Catchy title, right? I thought so too … in fact, today’s post is all about nakedness! Before you get any thoughts, I’m referring to brands putting themselves out there … hold on, that still sounds wrong! OK, let me try that again. In our discussion today, we’ll be talking about the concept of bare & dare – I don’t think that explanation helped either. Anyway … here it goes.
In a much earlier post, entitled “Personal Branding – The 10 Commandments“, I discussed the concept of brand nudity – where you expose yourself to be judged, loved, hated, ridiculed, admired … after all , it’s not a beauty pageant, you’re not seeking everybody’s approval. Fortunately, some brands have adopted that level of transparency and laid their heart on their sleeves – with no protection, no conditions, no strings attached. A good example of that is Nokia.
On March 16, 2011, a friend on twitter, Tarek Shalaby, sent me a DM asking me to send him my email so he can fill me in on the launch event of Nokia E7. He also told me that they will be giving away the phone to test and talk about our experience!
FREE PHONE – what could more can one ask for? that sounds fabulous, i thought to myself. But then I asked if this great gifts comes with strings? Would I have to lie, and continuously push out positive feedback about the phone? The refreshing answer was: “NO – we’re actually looking forward to learn from your experience – so please, by all means, be honest!”
That was even more shocking than the FREE PHONE – wow, honesty in marketing.
Clearly, Nokia is not doing this because they just felt they had money to spare and simply started giving out phones worth $850 a pop (but i’ll get to that later). They sought out influencers in the social media sphere in Egypt to test drive the phones and talk about it in their circles. This is great marketing, since studies have shown that people are three times more willing to trust recommendations from a friend, than they are advertising. Its is daring move by Nokia – the crowd is dominated by iPhone and Android fans – with a couple of exceptions supporting Blackberry. Clearly not Nokia’s territory – then again, the number one place to gain insight and pick up on customer needs – raw, untampered, unedited data! How valuable is that!?!
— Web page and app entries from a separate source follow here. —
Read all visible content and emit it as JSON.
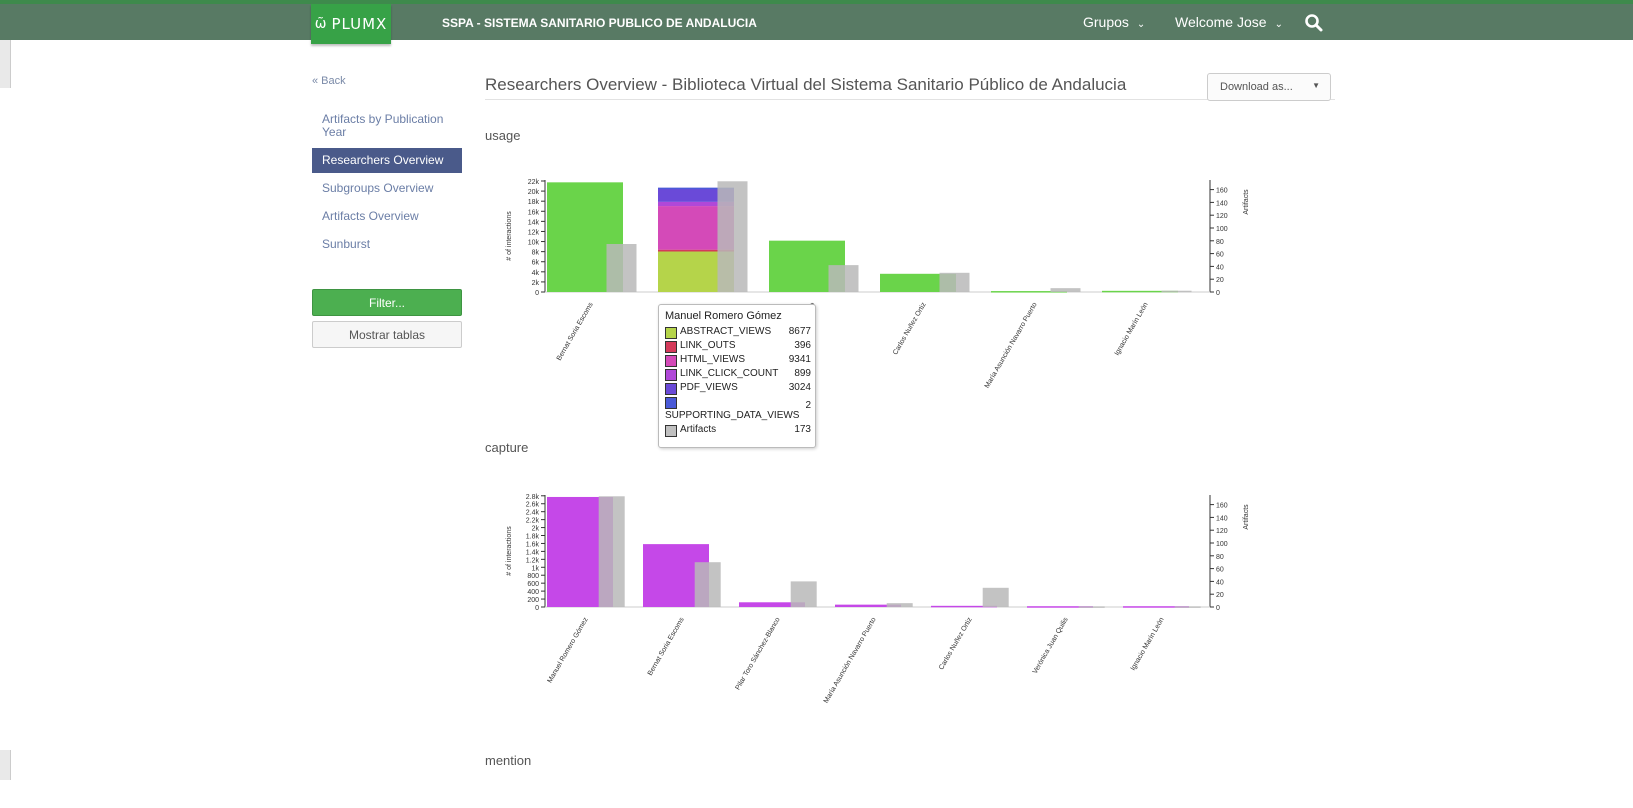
{
  "header": {
    "logo_text": "PLUMX",
    "site_title": "SSPA - SISTEMA SANITARIO PUBLICO DE ANDALUCIA",
    "groups_label": "Grupos",
    "user_label": "Welcome Jose"
  },
  "sidebar": {
    "back_label": "« Back",
    "items": [
      {
        "label": "Artifacts by Publication Year"
      },
      {
        "label": "Researchers Overview"
      },
      {
        "label": "Subgroups Overview"
      },
      {
        "label": "Artifacts Overview"
      },
      {
        "label": "Sunburst"
      }
    ],
    "filter_label": "Filter...",
    "tables_label": "Mostrar tablas"
  },
  "main": {
    "title": "Researchers Overview - Biblioteca Virtual del Sistema Sanitario Público de Andalucia",
    "download_label": "Download as...",
    "sections": [
      "usage",
      "capture",
      "mention"
    ]
  },
  "tooltip": {
    "title": "Manuel Romero Gómez",
    "rows": [
      {
        "label": "ABSTRACT_VIEWS",
        "value": "8677",
        "color": "#b5d44a"
      },
      {
        "label": "LINK_OUTS",
        "value": "396",
        "color": "#d43a5a"
      },
      {
        "label": "HTML_VIEWS",
        "value": "9341",
        "color": "#d44ab8"
      },
      {
        "label": "LINK_CLICK_COUNT",
        "value": "899",
        "color": "#b048d8"
      },
      {
        "label": "PDF_VIEWS",
        "value": "3024",
        "color": "#6a4ad8"
      },
      {
        "label": "SUPPORTING_DATA_VIEWS",
        "value": "2",
        "color": "#4a5ad8"
      },
      {
        "label": "Artifacts",
        "value": "173",
        "color": "#c0c0c0"
      }
    ]
  },
  "chart_data": [
    {
      "type": "bar",
      "name": "usage",
      "ylabel": "# of interactions",
      "y2label": "Artifacts",
      "ylim": [
        0,
        24000
      ],
      "y2lim": [
        0,
        175
      ],
      "yticks": [
        "0",
        "2k",
        "4k",
        "6k",
        "8k",
        "10k",
        "12k",
        "14k",
        "16k",
        "18k",
        "20k",
        "22k"
      ],
      "y2ticks": [
        "0",
        "20",
        "40",
        "60",
        "80",
        "100",
        "120",
        "140",
        "160"
      ],
      "categories": [
        "Bernat Soria Escoms",
        "Manuel Romero Gómez",
        "Pilar Toro Sánchez-Blanco",
        "Carlos Nuñez Ortiz",
        "María Asunción Navarro Puerto",
        "Ignacio Marín León"
      ],
      "category_labels_visible": [
        "Bernat Soria Escoms",
        "",
        "…ez-Blanco",
        "Carlos Nuñez Ortiz",
        "María Asunción Navarro Puerto",
        "Ignacio Marín León"
      ],
      "series": [
        {
          "name": "ABSTRACT_VIEWS",
          "color": "#b5d44a",
          "values": [
            0,
            8677,
            0,
            0,
            0,
            0
          ]
        },
        {
          "name": "LINK_OUTS",
          "color": "#d43a5a",
          "values": [
            0,
            396,
            0,
            0,
            0,
            0
          ]
        },
        {
          "name": "HTML_VIEWS",
          "color": "#d44ab8",
          "values": [
            0,
            9341,
            0,
            0,
            0,
            0
          ]
        },
        {
          "name": "LINK_CLICK_COUNT",
          "color": "#b048d8",
          "values": [
            0,
            899,
            0,
            0,
            0,
            0
          ]
        },
        {
          "name": "PDF_VIEWS",
          "color": "#6a4ad8",
          "values": [
            0,
            3024,
            0,
            0,
            0,
            0
          ]
        },
        {
          "name": "SUPPORTING_DATA_VIEWS",
          "color": "#4a5ad8",
          "values": [
            0,
            2,
            0,
            0,
            0,
            0
          ]
        },
        {
          "name": "",
          "color": "#6ad44a",
          "values": [
            23500,
            0,
            11000,
            3900,
            200,
            250
          ]
        }
      ],
      "artifacts": [
        75,
        173,
        42,
        30,
        6,
        2
      ],
      "artifact_color": "#b8b8b8"
    },
    {
      "type": "bar",
      "name": "capture",
      "ylabel": "# of interactions",
      "y2label": "Artifacts",
      "ylim": [
        0,
        2850
      ],
      "y2lim": [
        0,
        175
      ],
      "yticks": [
        "0",
        "200",
        "400",
        "600",
        "800",
        "1k",
        "1.2k",
        "1.4k",
        "1.6k",
        "1.8k",
        "2k",
        "2.2k",
        "2.4k",
        "2.6k",
        "2.8k"
      ],
      "y2ticks": [
        "0",
        "20",
        "40",
        "60",
        "80",
        "100",
        "120",
        "140",
        "160"
      ],
      "categories": [
        "Manuel Romero Gómez",
        "Bernat Soria Escoms",
        "Pilar Toro Sánchez-Blanco",
        "María Asunción Navarro Puerto",
        "Carlos Nuñez Ortiz",
        "Verónica Juan Quilis",
        "Ignacio Marín León"
      ],
      "series": [
        {
          "name": "",
          "color": "#c548e8",
          "values": [
            2800,
            1600,
            120,
            60,
            30,
            20,
            20
          ]
        }
      ],
      "artifacts": [
        173,
        70,
        40,
        6,
        30,
        1,
        1
      ],
      "artifact_color": "#b8b8b8"
    }
  ]
}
Since we brought money into the equation, let’s look at this initiative from a financial perspective. The launch event took place at the Four Seasons Nile Plaza catering to 50 guests, including a 3-course meal, Hors d’œuvres, and a completely FREE Nokia E7. The setup was fabulous … and so was everything else. Sounds costly, doesn’t it? Uh, not really. Think of the alternative – mass media (TV, Billboards, etc …), where you addresses the mass public, knowing that only a very small portion would afford the phone (or would care to own one for that matter). Needless to say, the latter costs a whole lot of money that doesn’t start to compare to the direct marketing approach taken by Nokia.
Aside from the obvious costs associated with the alternative, I would also like you to consider the price tag on the following tools needed to support it: focus group, market research, advertising on different social networking platforms, consumer insights, brand advocacy … With the direction Nokia has taken in earning the attention of mobile users to the new Nokia E7, it covered all the aforementioned areas. So basically, Nokia did more for less – but more so, Nokia dared to be different.
What should Nokia do next?
To reap the benefits of this initiative, Nokia should:
- Track the feedback across the different social networks from the lucky few receivers of the Nokia E7
- Provide customer service online
- Build a Q&A list generated from the questions presented online
- Build a forum / blog or any other platform where these “test drivers” can share their experience and help share the knowledge
- Provide tips and tricks on occasional basis to make the best out of the Nokia E7 experience
- Measure conversion rate
These are but a few options Nokia could tackle to sustain the incredible momentum created by the event.
Questions to think about:
- What do you think of Nokia’s approach?
- If you were the brand manager of Nokia E7, would you have done things differently?
- How can Nokia build on this initiative?
Think About It!